When it comes to illness and physical disorders, the old saying that “an ounce of prevention is worth a pound of cure” is more than apt. Almost 70% of Americans who are over 65 have more than one chronic condition to deal with, and today’s Americans in the 50s are living with diabetes and high cholesterol and high blood pressure at rates much greater than their parents ever had. Whether it’s a blood pressure screening or a glucose screening, your best chance at beating these odds is to get screened early and head off these conditions before they become a serious problem.
How Screening Recommendations Are Divided
Screenings are generally recommended based on national population averages, and they’re divided by age and sex. In other words, there are certain screenings that men over the age of 50 should be getting that men under 50 don’t generally need to worry about; and ones that women over 65 should be concerned with that women in the 20s and 30s don’t have to think about yet.
The problem with recommendations for things like glucose screening or hypertension screening is they are based on general risk factors. These general risk factors aren’t enough if you have other risk factors. For example, if you have multiple close relatives who have had cancer, or if the men in your family have had heart disease or diabetes for as long as everyone can remember. In those cases, glucose screening or other medical screening may be indicated even if other people of your age and sex don’t need them.
Screenings for Men
If you are a man over the age of 50, there are several screenings you should be getting. Every two years you should have a blood pressure screening unless your numbers are already high. In that case, get screened every yearm and add heart health screening to the list, as well. Colorectal cancer is another killer that the American Cancer Society recommends men over 50 be screened for every five years to ten years. Again, if an issue is highlighted that five-year screening should be moved shortened to two.
Screenings for Women
Women over 50 should get a yearly breast cancer screening, and should also be screened for cervical cancer every three to five years. If you’re over 60 or are postmenopausal, add an osteoporosis screening to the list, at intervals your doctor recommends.
Screenings for Everyone
Some screenings are not sex-specific, and these including getting a glucose screening at least every three years. The glucose screening will highlight any possibility of diabetes before it becomes full-blown.

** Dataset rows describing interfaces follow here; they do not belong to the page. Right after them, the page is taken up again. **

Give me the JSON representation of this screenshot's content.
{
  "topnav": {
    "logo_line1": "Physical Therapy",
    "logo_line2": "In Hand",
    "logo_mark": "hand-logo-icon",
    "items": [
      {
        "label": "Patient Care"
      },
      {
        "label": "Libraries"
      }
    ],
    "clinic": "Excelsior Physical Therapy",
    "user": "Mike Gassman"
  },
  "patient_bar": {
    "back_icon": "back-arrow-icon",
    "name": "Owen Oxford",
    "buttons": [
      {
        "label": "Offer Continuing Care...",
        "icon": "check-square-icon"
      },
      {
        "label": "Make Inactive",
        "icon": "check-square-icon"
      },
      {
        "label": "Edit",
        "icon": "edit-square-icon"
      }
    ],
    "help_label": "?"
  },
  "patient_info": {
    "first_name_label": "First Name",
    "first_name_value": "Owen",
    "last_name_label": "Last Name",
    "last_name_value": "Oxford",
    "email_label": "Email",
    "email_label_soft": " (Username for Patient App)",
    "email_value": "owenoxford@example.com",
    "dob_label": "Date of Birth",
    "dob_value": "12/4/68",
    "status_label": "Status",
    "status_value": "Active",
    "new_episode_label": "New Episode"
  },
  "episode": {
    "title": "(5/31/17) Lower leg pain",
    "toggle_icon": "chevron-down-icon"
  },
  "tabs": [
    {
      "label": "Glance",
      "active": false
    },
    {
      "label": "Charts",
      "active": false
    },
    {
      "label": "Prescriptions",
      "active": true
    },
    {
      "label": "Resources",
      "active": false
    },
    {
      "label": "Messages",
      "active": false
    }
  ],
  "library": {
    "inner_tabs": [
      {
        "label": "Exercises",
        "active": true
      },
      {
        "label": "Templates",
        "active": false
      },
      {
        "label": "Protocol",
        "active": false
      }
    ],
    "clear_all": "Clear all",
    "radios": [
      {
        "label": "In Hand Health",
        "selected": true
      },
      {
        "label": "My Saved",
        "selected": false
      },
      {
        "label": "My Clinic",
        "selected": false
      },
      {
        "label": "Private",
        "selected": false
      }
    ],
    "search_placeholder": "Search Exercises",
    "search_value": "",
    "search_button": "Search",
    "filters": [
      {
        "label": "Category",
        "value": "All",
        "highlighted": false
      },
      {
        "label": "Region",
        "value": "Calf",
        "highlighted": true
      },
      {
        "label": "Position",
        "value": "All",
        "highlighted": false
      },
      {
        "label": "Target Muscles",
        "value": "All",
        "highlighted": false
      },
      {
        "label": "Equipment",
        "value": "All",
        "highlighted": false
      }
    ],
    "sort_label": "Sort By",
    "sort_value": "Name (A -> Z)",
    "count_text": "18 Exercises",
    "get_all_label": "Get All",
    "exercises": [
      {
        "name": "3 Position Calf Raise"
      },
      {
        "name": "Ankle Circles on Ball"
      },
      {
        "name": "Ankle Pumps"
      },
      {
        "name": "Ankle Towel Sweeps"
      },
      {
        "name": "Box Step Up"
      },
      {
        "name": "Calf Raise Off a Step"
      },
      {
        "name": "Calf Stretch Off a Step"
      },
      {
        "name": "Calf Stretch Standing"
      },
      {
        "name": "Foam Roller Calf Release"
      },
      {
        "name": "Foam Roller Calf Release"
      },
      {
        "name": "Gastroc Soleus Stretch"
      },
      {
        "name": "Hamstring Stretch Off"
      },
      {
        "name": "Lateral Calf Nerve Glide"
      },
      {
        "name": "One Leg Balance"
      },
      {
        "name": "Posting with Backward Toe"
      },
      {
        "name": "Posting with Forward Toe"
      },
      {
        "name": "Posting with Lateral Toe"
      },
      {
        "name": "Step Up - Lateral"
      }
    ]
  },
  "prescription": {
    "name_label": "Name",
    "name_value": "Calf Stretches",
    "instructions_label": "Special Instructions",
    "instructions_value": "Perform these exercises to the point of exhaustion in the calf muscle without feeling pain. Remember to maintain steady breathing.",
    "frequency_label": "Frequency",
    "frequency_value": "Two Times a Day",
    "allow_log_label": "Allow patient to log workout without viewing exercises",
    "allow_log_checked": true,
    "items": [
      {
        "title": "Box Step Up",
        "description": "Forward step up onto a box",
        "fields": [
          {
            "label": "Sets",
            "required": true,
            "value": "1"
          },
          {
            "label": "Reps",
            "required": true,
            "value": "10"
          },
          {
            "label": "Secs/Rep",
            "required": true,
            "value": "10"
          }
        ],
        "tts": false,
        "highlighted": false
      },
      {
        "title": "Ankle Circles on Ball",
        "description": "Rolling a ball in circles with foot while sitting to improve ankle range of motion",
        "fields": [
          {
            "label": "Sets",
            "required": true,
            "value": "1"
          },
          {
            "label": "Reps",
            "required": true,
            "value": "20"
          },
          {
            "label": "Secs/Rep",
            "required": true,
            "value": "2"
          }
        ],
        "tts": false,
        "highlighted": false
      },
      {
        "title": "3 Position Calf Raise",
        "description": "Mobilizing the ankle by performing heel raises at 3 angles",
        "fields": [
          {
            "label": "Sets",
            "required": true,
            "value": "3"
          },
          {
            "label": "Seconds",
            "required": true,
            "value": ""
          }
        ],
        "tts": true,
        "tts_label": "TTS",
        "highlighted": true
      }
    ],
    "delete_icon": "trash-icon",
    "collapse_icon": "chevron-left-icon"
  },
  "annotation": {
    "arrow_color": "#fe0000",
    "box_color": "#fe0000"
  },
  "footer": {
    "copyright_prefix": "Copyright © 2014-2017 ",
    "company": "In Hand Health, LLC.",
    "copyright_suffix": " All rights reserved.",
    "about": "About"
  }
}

Also, all adults–especially older adults–should get depression screening when they have a regular wellness exam. For adults over 50, it’s also wise to get vision screenings every few years. For the sexually active, regular HIV, syphilis, and gonorrhea screenings are also important.
Regular health screenings are crucial to long-term wellness. Whatever age you are, talk to your doctor about what preventative health screening tests are right for you at your time of life and given your personal risk factors.